Reports on a British Library‐funded investigation of the impact of an eight‐week library closure on the behaviour and attitudes of public library users in Sheffield. Surveys of users, bookshops and other libraries provided evidence about the importance of individual services to users, the possible replacement of services from other sources, and the effect of the closure on the local infrastructure. An assessment was made of the robustness of the library habit and its vulnerability to competition. This was accomplished by investigating the take‐up of alternative leisure pursuits, users’ future intentions, and by comparing forecast with actual book issues for the six months following the end of the strike. The data suggest that for the vast majority of library users the public library is a service of great value, enhancing quality of life, and fulfilling an essential need that no other pursuit or activity satisfies.
In the last four years, since Volume I of this Bibliography first appeared, there has been an explosion of literature in all the main functional areas of business. This…
In the last four years, since Volume I of this Bibliography first appeared, there has been an explosion of literature in all the main functional areas of business. This wealth of material poses problems for the researcher in management studies — and, of course, for the librarian: uncovering what has been written in any one area is not an easy task. This volume aims to help the librarian and the researcher overcome some of the immediate problems of identification of material. It is an annotated bibliography of management, drawing on the wide variety of literature produced by MCB University Press.
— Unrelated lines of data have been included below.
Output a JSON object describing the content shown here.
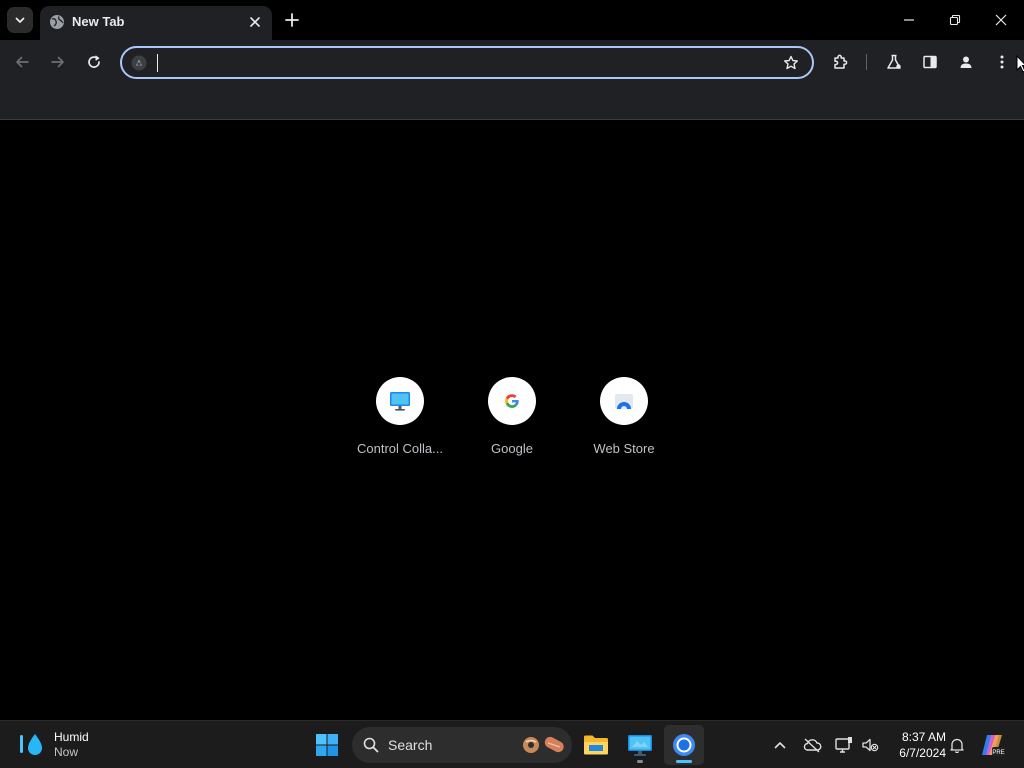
{
  "browser": {
    "tab": {
      "title": "New Tab"
    },
    "omnibox": {
      "value": "",
      "placeholder": ""
    }
  },
  "shortcuts": [
    {
      "label": "Control Colla...",
      "icon": "monitor-icon"
    },
    {
      "label": "Google",
      "icon": "google-g-icon"
    },
    {
      "label": "Web Store",
      "icon": "web-store-icon"
    }
  ],
  "taskbar": {
    "weather": {
      "condition": "Humid",
      "time": "Now",
      "icon": "water-drop-icon"
    },
    "search": {
      "label": "Search"
    },
    "clock": {
      "time": "8:37 AM",
      "date": "6/7/2024"
    }
  },
  "colors": {
    "accent": "#a8c7fa",
    "toolbar": "#202124",
    "taskbar": "#1c1c1c",
    "chrome_indicator": "#4cc2ff"
  }
}
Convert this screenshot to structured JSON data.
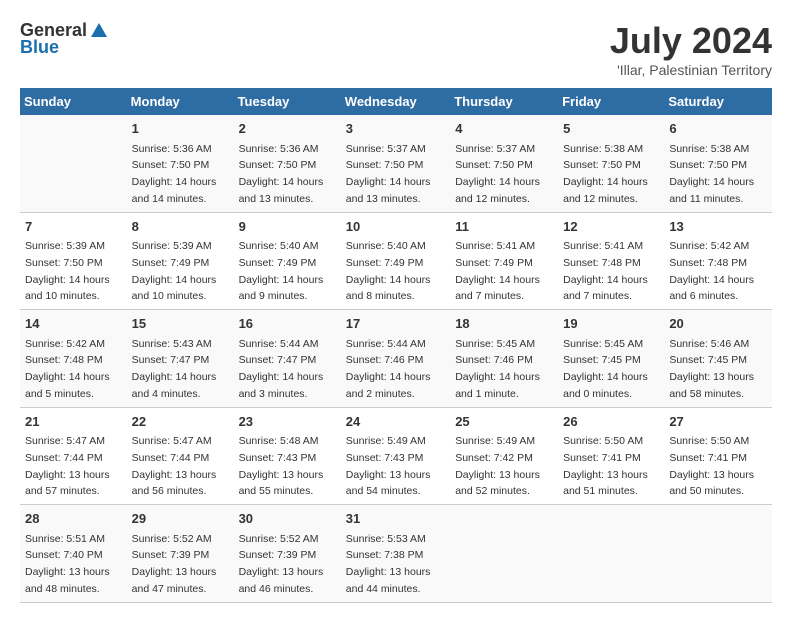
{
  "header": {
    "logo_general": "General",
    "logo_blue": "Blue",
    "month_title": "July 2024",
    "location": "'Illar, Palestinian Territory"
  },
  "weekdays": [
    "Sunday",
    "Monday",
    "Tuesday",
    "Wednesday",
    "Thursday",
    "Friday",
    "Saturday"
  ],
  "weeks": [
    [
      null,
      {
        "date": "1",
        "sunrise": "5:36 AM",
        "sunset": "7:50 PM",
        "daylight": "14 hours and 14 minutes."
      },
      {
        "date": "2",
        "sunrise": "5:36 AM",
        "sunset": "7:50 PM",
        "daylight": "14 hours and 13 minutes."
      },
      {
        "date": "3",
        "sunrise": "5:37 AM",
        "sunset": "7:50 PM",
        "daylight": "14 hours and 13 minutes."
      },
      {
        "date": "4",
        "sunrise": "5:37 AM",
        "sunset": "7:50 PM",
        "daylight": "14 hours and 12 minutes."
      },
      {
        "date": "5",
        "sunrise": "5:38 AM",
        "sunset": "7:50 PM",
        "daylight": "14 hours and 12 minutes."
      },
      {
        "date": "6",
        "sunrise": "5:38 AM",
        "sunset": "7:50 PM",
        "daylight": "14 hours and 11 minutes."
      }
    ],
    [
      {
        "date": "7",
        "sunrise": "5:39 AM",
        "sunset": "7:50 PM",
        "daylight": "14 hours and 10 minutes."
      },
      {
        "date": "8",
        "sunrise": "5:39 AM",
        "sunset": "7:49 PM",
        "daylight": "14 hours and 10 minutes."
      },
      {
        "date": "9",
        "sunrise": "5:40 AM",
        "sunset": "7:49 PM",
        "daylight": "14 hours and 9 minutes."
      },
      {
        "date": "10",
        "sunrise": "5:40 AM",
        "sunset": "7:49 PM",
        "daylight": "14 hours and 8 minutes."
      },
      {
        "date": "11",
        "sunrise": "5:41 AM",
        "sunset": "7:49 PM",
        "daylight": "14 hours and 7 minutes."
      },
      {
        "date": "12",
        "sunrise": "5:41 AM",
        "sunset": "7:48 PM",
        "daylight": "14 hours and 7 minutes."
      },
      {
        "date": "13",
        "sunrise": "5:42 AM",
        "sunset": "7:48 PM",
        "daylight": "14 hours and 6 minutes."
      }
    ],
    [
      {
        "date": "14",
        "sunrise": "5:42 AM",
        "sunset": "7:48 PM",
        "daylight": "14 hours and 5 minutes."
      },
      {
        "date": "15",
        "sunrise": "5:43 AM",
        "sunset": "7:47 PM",
        "daylight": "14 hours and 4 minutes."
      },
      {
        "date": "16",
        "sunrise": "5:44 AM",
        "sunset": "7:47 PM",
        "daylight": "14 hours and 3 minutes."
      },
      {
        "date": "17",
        "sunrise": "5:44 AM",
        "sunset": "7:46 PM",
        "daylight": "14 hours and 2 minutes."
      },
      {
        "date": "18",
        "sunrise": "5:45 AM",
        "sunset": "7:46 PM",
        "daylight": "14 hours and 1 minute."
      },
      {
        "date": "19",
        "sunrise": "5:45 AM",
        "sunset": "7:45 PM",
        "daylight": "14 hours and 0 minutes."
      },
      {
        "date": "20",
        "sunrise": "5:46 AM",
        "sunset": "7:45 PM",
        "daylight": "13 hours and 58 minutes."
      }
    ],
    [
      {
        "date": "21",
        "sunrise": "5:47 AM",
        "sunset": "7:44 PM",
        "daylight": "13 hours and 57 minutes."
      },
      {
        "date": "22",
        "sunrise": "5:47 AM",
        "sunset": "7:44 PM",
        "daylight": "13 hours and 56 minutes."
      },
      {
        "date": "23",
        "sunrise": "5:48 AM",
        "sunset": "7:43 PM",
        "daylight": "13 hours and 55 minutes."
      },
      {
        "date": "24",
        "sunrise": "5:49 AM",
        "sunset": "7:43 PM",
        "daylight": "13 hours and 54 minutes."
      },
      {
        "date": "25",
        "sunrise": "5:49 AM",
        "sunset": "7:42 PM",
        "daylight": "13 hours and 52 minutes."
      },
      {
        "date": "26",
        "sunrise": "5:50 AM",
        "sunset": "7:41 PM",
        "daylight": "13 hours and 51 minutes."
      },
      {
        "date": "27",
        "sunrise": "5:50 AM",
        "sunset": "7:41 PM",
        "daylight": "13 hours and 50 minutes."
      }
    ],
    [
      {
        "date": "28",
        "sunrise": "5:51 AM",
        "sunset": "7:40 PM",
        "daylight": "13 hours and 48 minutes."
      },
      {
        "date": "29",
        "sunrise": "5:52 AM",
        "sunset": "7:39 PM",
        "daylight": "13 hours and 47 minutes."
      },
      {
        "date": "30",
        "sunrise": "5:52 AM",
        "sunset": "7:39 PM",
        "daylight": "13 hours and 46 minutes."
      },
      {
        "date": "31",
        "sunrise": "5:53 AM",
        "sunset": "7:38 PM",
        "daylight": "13 hours and 44 minutes."
      },
      null,
      null,
      null
    ]
  ]
}
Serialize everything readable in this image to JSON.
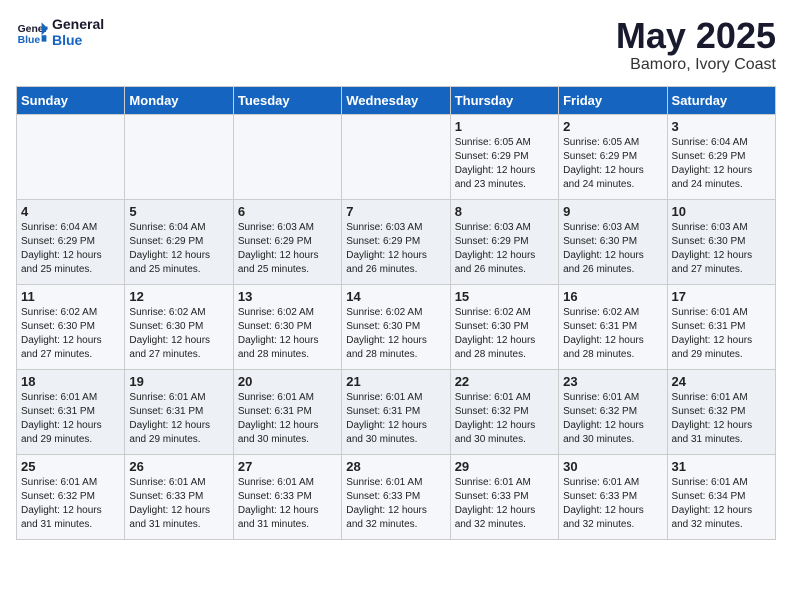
{
  "logo": {
    "name": "General",
    "name2": "Blue"
  },
  "title": "May 2025",
  "subtitle": "Bamoro, Ivory Coast",
  "days_of_week": [
    "Sunday",
    "Monday",
    "Tuesday",
    "Wednesday",
    "Thursday",
    "Friday",
    "Saturday"
  ],
  "weeks": [
    [
      {
        "day": "",
        "info": ""
      },
      {
        "day": "",
        "info": ""
      },
      {
        "day": "",
        "info": ""
      },
      {
        "day": "",
        "info": ""
      },
      {
        "day": "1",
        "info": "Sunrise: 6:05 AM\nSunset: 6:29 PM\nDaylight: 12 hours\nand 23 minutes."
      },
      {
        "day": "2",
        "info": "Sunrise: 6:05 AM\nSunset: 6:29 PM\nDaylight: 12 hours\nand 24 minutes."
      },
      {
        "day": "3",
        "info": "Sunrise: 6:04 AM\nSunset: 6:29 PM\nDaylight: 12 hours\nand 24 minutes."
      }
    ],
    [
      {
        "day": "4",
        "info": "Sunrise: 6:04 AM\nSunset: 6:29 PM\nDaylight: 12 hours\nand 25 minutes."
      },
      {
        "day": "5",
        "info": "Sunrise: 6:04 AM\nSunset: 6:29 PM\nDaylight: 12 hours\nand 25 minutes."
      },
      {
        "day": "6",
        "info": "Sunrise: 6:03 AM\nSunset: 6:29 PM\nDaylight: 12 hours\nand 25 minutes."
      },
      {
        "day": "7",
        "info": "Sunrise: 6:03 AM\nSunset: 6:29 PM\nDaylight: 12 hours\nand 26 minutes."
      },
      {
        "day": "8",
        "info": "Sunrise: 6:03 AM\nSunset: 6:29 PM\nDaylight: 12 hours\nand 26 minutes."
      },
      {
        "day": "9",
        "info": "Sunrise: 6:03 AM\nSunset: 6:30 PM\nDaylight: 12 hours\nand 26 minutes."
      },
      {
        "day": "10",
        "info": "Sunrise: 6:03 AM\nSunset: 6:30 PM\nDaylight: 12 hours\nand 27 minutes."
      }
    ],
    [
      {
        "day": "11",
        "info": "Sunrise: 6:02 AM\nSunset: 6:30 PM\nDaylight: 12 hours\nand 27 minutes."
      },
      {
        "day": "12",
        "info": "Sunrise: 6:02 AM\nSunset: 6:30 PM\nDaylight: 12 hours\nand 27 minutes."
      },
      {
        "day": "13",
        "info": "Sunrise: 6:02 AM\nSunset: 6:30 PM\nDaylight: 12 hours\nand 28 minutes."
      },
      {
        "day": "14",
        "info": "Sunrise: 6:02 AM\nSunset: 6:30 PM\nDaylight: 12 hours\nand 28 minutes."
      },
      {
        "day": "15",
        "info": "Sunrise: 6:02 AM\nSunset: 6:30 PM\nDaylight: 12 hours\nand 28 minutes."
      },
      {
        "day": "16",
        "info": "Sunrise: 6:02 AM\nSunset: 6:31 PM\nDaylight: 12 hours\nand 28 minutes."
      },
      {
        "day": "17",
        "info": "Sunrise: 6:01 AM\nSunset: 6:31 PM\nDaylight: 12 hours\nand 29 minutes."
      }
    ],
    [
      {
        "day": "18",
        "info": "Sunrise: 6:01 AM\nSunset: 6:31 PM\nDaylight: 12 hours\nand 29 minutes."
      },
      {
        "day": "19",
        "info": "Sunrise: 6:01 AM\nSunset: 6:31 PM\nDaylight: 12 hours\nand 29 minutes."
      },
      {
        "day": "20",
        "info": "Sunrise: 6:01 AM\nSunset: 6:31 PM\nDaylight: 12 hours\nand 30 minutes."
      },
      {
        "day": "21",
        "info": "Sunrise: 6:01 AM\nSunset: 6:31 PM\nDaylight: 12 hours\nand 30 minutes."
      },
      {
        "day": "22",
        "info": "Sunrise: 6:01 AM\nSunset: 6:32 PM\nDaylight: 12 hours\nand 30 minutes."
      },
      {
        "day": "23",
        "info": "Sunrise: 6:01 AM\nSunset: 6:32 PM\nDaylight: 12 hours\nand 30 minutes."
      },
      {
        "day": "24",
        "info": "Sunrise: 6:01 AM\nSunset: 6:32 PM\nDaylight: 12 hours\nand 31 minutes."
      }
    ],
    [
      {
        "day": "25",
        "info": "Sunrise: 6:01 AM\nSunset: 6:32 PM\nDaylight: 12 hours\nand 31 minutes."
      },
      {
        "day": "26",
        "info": "Sunrise: 6:01 AM\nSunset: 6:33 PM\nDaylight: 12 hours\nand 31 minutes."
      },
      {
        "day": "27",
        "info": "Sunrise: 6:01 AM\nSunset: 6:33 PM\nDaylight: 12 hours\nand 31 minutes."
      },
      {
        "day": "28",
        "info": "Sunrise: 6:01 AM\nSunset: 6:33 PM\nDaylight: 12 hours\nand 32 minutes."
      },
      {
        "day": "29",
        "info": "Sunrise: 6:01 AM\nSunset: 6:33 PM\nDaylight: 12 hours\nand 32 minutes."
      },
      {
        "day": "30",
        "info": "Sunrise: 6:01 AM\nSunset: 6:33 PM\nDaylight: 12 hours\nand 32 minutes."
      },
      {
        "day": "31",
        "info": "Sunrise: 6:01 AM\nSunset: 6:34 PM\nDaylight: 12 hours\nand 32 minutes."
      }
    ]
  ]
}
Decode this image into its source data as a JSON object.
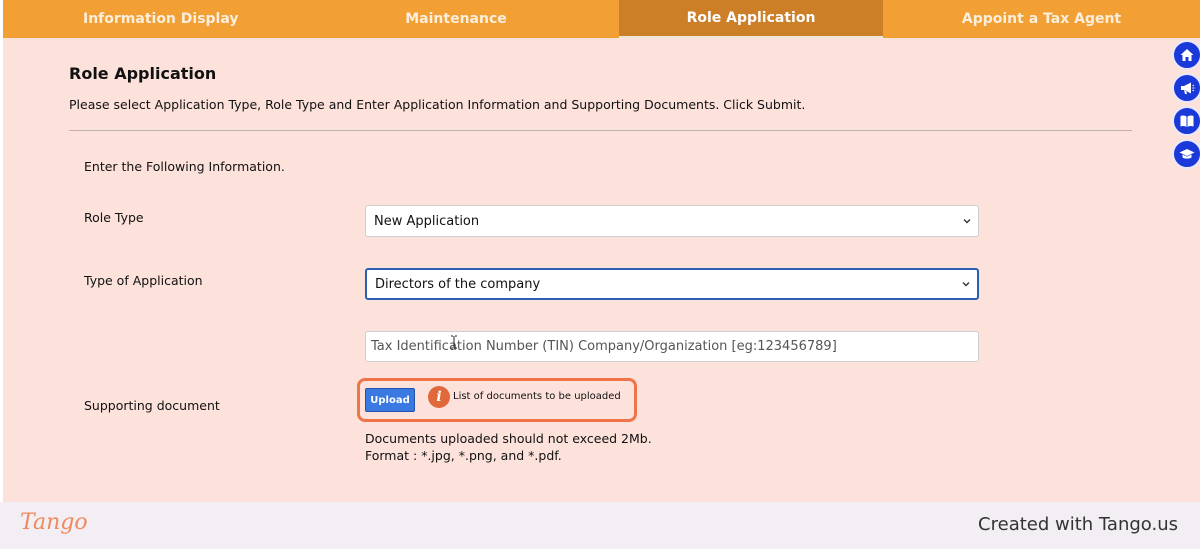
{
  "tabs": [
    {
      "label": "Information Display",
      "active": false
    },
    {
      "label": "Maintenance",
      "active": false
    },
    {
      "label": "Role Application",
      "active": true
    },
    {
      "label": "Appoint a Tax Agent",
      "active": false
    }
  ],
  "page": {
    "title": "Role Application",
    "instruction": "Please select Application Type, Role Type and Enter Application Information and Supporting Documents. Click Submit.",
    "section_intro": "Enter the Following Information."
  },
  "form": {
    "role_type": {
      "label": "Role Type",
      "value": "New Application"
    },
    "application_type": {
      "label": "Type of Application",
      "value": "Directors of the company"
    },
    "tin": {
      "placeholder": "Tax Identification Number (TIN) Company/Organization [eg:123456789]",
      "value": ""
    },
    "supporting_document": {
      "label": "Supporting document",
      "upload_label": "Upload",
      "info_text": "List of documents to be uploaded",
      "info_icon": "info-icon",
      "note_line1": "Documents uploaded should not exceed 2Mb.",
      "note_line2": "Format : *.jpg, *.png, and *.pdf."
    }
  },
  "side_icons": [
    "home-icon",
    "megaphone-icon",
    "book-icon",
    "graduation-cap-icon"
  ],
  "footer": {
    "logo": "Tango",
    "created_with": "Created with Tango.us"
  },
  "colors": {
    "tab_bar": "#f2a034",
    "active_tab": "#cd7f28",
    "panel_bg": "#fde2dc",
    "upload_button": "#3a78e2",
    "highlight": "#f0744a",
    "side_icon": "#1b39d9"
  }
}
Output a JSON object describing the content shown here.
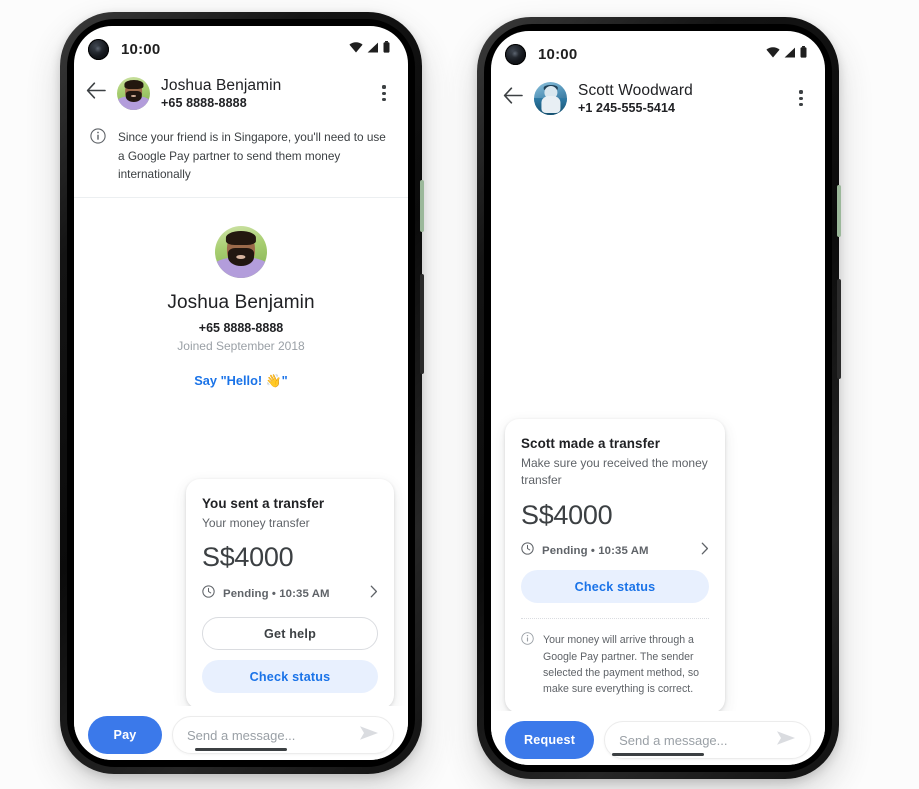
{
  "phones": [
    {
      "id": "phone-sender",
      "status_bar": {
        "time": "10:00",
        "wifi_icon": "wifi-icon",
        "signal_icon": "signal-icon",
        "battery_icon": "battery-icon"
      },
      "app_bar": {
        "back_icon": "back-arrow-icon",
        "avatar": "contact-avatar",
        "contact_name": "Joshua Benjamin",
        "contact_phone": "+65 8888-8888",
        "overflow_icon": "more-options-icon"
      },
      "info_banner": {
        "icon": "info-icon",
        "text": "Since your friend is in Singapore, you'll need to use a Google Pay partner to send them money internationally"
      },
      "hero": {
        "avatar": "profile-avatar",
        "name": "Joshua Benjamin",
        "phone": "+65 8888-8888",
        "joined": "Joined September 2018",
        "say_hello": "Say \"Hello! 👋\""
      },
      "card": {
        "title": "You sent a transfer",
        "subtitle": "Your money transfer",
        "amount": "S$4000",
        "status_icon": "clock-icon",
        "status": "Pending • 10:35 AM",
        "chevron_icon": "chevron-right-icon",
        "secondary_button": "Get help",
        "primary_button": "Check status",
        "has_note": false
      },
      "bottom_bar": {
        "action_label": "Pay",
        "message_placeholder": "Send a message...",
        "send_icon": "send-icon"
      }
    },
    {
      "id": "phone-receiver",
      "status_bar": {
        "time": "10:00",
        "wifi_icon": "wifi-icon",
        "signal_icon": "signal-icon",
        "battery_icon": "battery-icon"
      },
      "app_bar": {
        "back_icon": "back-arrow-icon",
        "avatar": "contact-avatar",
        "contact_name": "Scott Woodward",
        "contact_phone": "+1 245-555-5414",
        "overflow_icon": "more-options-icon"
      },
      "card": {
        "title": "Scott made a transfer",
        "subtitle": "Make sure you received the money transfer",
        "amount": "S$4000",
        "status_icon": "clock-icon",
        "status": "Pending • 10:35 AM",
        "chevron_icon": "chevron-right-icon",
        "primary_button": "Check status",
        "has_note": true,
        "note_icon": "info-icon",
        "note": "Your money will arrive through a Google Pay partner. The sender selected the payment method, so make sure everything is correct."
      },
      "bottom_bar": {
        "action_label": "Request",
        "message_placeholder": "Send a message...",
        "send_icon": "send-icon"
      }
    }
  ],
  "colors": {
    "accent_blue": "#1a73e8",
    "action_blue": "#3b79ea",
    "tonal_blue_bg": "#e8f0fe",
    "text_primary": "#202124",
    "text_secondary": "#5f6368",
    "text_muted": "#9aa0a6",
    "page_background": "#fcfcfc"
  }
}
Over the last four years, MCB University Press has produced an extensive range of books and serial publications covering most of the established and many of the developing areas of management. This volume, in conjunction with Volume I, provides a guide to all the material published so far.
Reports the first stage of an investigation into the public library workforce in the UK. The investigation consisted of a postal survey of all UK public library…
Reports the first stage of an investigation into the public library workforce in the UK. The investigation consisted of a postal survey of all UK public library authorities and had an 80 per cent response rate. Information and data were collected concerning recruitment and retention. The results indicate a high level of variation in attitudes and practices. There is evidence that some authorities that have career development initiatives are twice as likely to be actively recruiting candidates, and a statistically significant relationship between the length of stay of new professionals and ongoing career development. There is evidence of a new trend in recruitment which emphasises specific qualities, skills and abilities which candidates offer, rather than possession of a single qualification. It was found that there is staff retention by default.
I approach this work in the knowledge that the recruitment and selection of staff is one of the most neglected areas of library management. I have been unable to trace any monograph devoted to the subject published during the past 10 years and few general books on library management spare more than a cursory glance in its direction.